**Required work:** Go over these records and count the lines with the string "marker" in them; the count is all that should be returned.

**Data for review:**

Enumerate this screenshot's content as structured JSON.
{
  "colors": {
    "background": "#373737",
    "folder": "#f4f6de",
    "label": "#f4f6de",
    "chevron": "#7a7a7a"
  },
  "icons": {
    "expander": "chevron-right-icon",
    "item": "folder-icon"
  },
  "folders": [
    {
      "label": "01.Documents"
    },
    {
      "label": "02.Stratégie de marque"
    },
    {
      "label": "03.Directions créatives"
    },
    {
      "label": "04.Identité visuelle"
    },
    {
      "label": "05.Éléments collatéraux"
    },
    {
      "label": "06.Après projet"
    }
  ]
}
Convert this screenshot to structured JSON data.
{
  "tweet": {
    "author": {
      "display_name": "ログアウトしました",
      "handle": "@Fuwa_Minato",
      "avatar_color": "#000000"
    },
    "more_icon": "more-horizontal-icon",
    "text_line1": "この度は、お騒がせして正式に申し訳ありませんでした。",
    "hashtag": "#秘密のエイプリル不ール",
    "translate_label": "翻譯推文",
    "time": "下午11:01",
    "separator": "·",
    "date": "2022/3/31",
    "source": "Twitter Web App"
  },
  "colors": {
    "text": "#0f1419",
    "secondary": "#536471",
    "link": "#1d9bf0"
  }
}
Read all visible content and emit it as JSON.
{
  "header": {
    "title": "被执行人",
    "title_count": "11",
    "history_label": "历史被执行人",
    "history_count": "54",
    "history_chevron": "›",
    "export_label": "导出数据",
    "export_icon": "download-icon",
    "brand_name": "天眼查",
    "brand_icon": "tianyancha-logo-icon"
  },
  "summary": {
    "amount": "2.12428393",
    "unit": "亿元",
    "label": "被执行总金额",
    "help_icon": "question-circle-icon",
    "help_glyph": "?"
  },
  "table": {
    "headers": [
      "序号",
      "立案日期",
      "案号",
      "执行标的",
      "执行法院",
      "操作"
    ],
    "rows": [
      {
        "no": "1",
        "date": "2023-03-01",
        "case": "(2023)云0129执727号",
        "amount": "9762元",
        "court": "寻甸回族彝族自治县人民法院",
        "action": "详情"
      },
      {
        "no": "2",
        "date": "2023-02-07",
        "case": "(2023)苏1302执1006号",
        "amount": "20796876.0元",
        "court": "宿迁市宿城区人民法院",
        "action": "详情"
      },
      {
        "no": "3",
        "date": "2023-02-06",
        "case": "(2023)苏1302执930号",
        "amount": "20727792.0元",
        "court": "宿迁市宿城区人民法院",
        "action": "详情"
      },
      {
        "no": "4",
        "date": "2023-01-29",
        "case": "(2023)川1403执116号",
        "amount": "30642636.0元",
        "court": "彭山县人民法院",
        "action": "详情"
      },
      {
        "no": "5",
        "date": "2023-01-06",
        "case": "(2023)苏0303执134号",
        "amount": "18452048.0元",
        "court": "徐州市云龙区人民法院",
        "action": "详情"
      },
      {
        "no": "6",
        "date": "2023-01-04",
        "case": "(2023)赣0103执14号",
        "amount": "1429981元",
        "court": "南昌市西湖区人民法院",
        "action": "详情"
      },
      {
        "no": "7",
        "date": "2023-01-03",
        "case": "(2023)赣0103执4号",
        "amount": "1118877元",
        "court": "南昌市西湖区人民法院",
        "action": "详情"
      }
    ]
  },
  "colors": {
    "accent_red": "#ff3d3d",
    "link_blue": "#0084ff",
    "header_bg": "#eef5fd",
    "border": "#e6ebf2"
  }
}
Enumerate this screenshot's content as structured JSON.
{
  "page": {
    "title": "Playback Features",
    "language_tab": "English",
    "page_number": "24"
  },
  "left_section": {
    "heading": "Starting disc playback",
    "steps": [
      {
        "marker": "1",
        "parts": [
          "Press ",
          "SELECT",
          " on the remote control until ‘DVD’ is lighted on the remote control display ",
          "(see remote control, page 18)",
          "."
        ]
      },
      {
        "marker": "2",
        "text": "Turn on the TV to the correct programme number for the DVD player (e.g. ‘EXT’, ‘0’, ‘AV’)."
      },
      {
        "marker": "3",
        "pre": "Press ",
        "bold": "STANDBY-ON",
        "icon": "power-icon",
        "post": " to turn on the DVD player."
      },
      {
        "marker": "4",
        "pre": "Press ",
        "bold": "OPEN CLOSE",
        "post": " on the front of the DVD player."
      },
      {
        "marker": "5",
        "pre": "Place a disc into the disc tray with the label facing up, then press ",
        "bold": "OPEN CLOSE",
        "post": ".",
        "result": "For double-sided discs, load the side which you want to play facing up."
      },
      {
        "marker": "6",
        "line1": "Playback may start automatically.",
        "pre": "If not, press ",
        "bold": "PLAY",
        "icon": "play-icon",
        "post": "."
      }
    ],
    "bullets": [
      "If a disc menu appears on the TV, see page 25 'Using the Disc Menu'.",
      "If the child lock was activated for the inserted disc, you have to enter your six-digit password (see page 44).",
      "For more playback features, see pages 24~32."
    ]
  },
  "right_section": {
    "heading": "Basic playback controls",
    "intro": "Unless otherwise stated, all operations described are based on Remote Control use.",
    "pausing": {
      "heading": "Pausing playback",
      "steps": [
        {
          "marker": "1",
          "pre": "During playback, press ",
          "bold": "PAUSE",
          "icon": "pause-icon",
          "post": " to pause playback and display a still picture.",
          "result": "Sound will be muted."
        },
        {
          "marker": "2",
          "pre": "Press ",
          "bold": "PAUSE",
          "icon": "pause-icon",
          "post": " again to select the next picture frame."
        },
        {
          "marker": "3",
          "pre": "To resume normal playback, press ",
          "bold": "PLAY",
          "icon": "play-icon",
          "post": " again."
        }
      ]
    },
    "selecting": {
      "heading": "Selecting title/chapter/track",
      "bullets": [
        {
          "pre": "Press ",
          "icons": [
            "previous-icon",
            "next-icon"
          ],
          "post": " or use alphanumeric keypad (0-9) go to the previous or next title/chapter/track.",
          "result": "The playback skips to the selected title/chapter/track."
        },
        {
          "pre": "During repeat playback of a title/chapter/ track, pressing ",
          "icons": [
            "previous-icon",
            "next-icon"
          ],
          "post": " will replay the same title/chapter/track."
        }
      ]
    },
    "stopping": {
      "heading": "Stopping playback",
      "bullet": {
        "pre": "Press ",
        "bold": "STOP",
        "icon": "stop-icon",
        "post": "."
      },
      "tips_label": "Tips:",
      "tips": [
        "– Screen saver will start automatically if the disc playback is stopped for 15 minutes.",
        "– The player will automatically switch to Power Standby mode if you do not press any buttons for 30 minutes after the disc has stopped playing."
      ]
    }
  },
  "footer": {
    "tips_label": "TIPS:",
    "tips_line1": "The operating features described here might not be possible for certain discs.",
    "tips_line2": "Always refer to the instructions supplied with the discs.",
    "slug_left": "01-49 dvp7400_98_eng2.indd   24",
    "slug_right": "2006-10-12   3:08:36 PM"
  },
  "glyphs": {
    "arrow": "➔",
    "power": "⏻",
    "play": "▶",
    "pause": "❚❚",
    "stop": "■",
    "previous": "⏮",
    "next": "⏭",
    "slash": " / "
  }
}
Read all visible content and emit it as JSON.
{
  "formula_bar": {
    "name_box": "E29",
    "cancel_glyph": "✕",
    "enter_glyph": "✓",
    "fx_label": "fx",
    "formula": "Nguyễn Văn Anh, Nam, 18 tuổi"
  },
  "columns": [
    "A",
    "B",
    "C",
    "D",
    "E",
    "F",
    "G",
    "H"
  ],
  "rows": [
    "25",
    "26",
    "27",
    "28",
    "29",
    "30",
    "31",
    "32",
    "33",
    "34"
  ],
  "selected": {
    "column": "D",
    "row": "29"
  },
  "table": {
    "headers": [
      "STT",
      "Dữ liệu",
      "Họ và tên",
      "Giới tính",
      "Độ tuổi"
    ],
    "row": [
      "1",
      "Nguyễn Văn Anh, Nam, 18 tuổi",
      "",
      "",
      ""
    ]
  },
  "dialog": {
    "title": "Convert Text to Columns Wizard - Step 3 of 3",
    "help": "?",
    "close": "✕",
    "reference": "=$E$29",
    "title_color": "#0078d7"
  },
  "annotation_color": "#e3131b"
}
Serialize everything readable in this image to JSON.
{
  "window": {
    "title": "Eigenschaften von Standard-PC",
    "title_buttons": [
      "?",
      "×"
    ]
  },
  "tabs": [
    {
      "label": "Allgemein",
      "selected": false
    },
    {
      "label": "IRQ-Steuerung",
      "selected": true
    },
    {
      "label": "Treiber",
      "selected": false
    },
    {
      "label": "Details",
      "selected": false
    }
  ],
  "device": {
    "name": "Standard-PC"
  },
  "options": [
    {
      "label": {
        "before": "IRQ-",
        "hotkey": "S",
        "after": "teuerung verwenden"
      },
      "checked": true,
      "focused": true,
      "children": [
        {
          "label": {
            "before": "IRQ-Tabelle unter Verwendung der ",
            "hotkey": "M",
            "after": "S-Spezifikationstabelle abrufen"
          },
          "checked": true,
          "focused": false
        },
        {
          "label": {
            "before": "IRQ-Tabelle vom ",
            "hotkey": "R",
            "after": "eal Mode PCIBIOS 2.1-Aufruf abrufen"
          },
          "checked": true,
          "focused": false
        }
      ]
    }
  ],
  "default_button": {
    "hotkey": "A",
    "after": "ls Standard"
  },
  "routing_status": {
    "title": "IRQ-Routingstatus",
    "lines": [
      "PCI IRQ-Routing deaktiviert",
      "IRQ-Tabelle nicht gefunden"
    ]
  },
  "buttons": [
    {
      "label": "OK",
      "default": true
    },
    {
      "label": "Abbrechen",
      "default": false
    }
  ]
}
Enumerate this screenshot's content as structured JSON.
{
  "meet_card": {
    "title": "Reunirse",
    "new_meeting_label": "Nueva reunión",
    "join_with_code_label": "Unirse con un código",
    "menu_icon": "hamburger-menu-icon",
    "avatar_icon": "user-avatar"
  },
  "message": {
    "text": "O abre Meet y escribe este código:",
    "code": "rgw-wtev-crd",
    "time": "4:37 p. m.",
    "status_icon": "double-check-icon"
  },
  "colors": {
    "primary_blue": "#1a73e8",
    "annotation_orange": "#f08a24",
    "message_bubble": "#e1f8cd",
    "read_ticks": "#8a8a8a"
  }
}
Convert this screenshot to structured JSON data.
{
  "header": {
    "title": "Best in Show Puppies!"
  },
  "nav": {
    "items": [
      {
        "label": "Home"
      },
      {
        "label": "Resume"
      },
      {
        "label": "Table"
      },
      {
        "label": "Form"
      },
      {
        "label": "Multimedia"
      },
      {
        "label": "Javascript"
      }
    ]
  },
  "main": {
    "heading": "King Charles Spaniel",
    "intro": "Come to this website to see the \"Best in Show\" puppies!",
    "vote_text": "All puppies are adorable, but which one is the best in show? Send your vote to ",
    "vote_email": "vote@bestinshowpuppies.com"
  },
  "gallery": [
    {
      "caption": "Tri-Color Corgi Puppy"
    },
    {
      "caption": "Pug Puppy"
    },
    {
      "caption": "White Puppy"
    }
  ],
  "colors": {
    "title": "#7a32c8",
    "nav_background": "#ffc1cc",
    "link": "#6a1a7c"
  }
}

**Your solution:** 9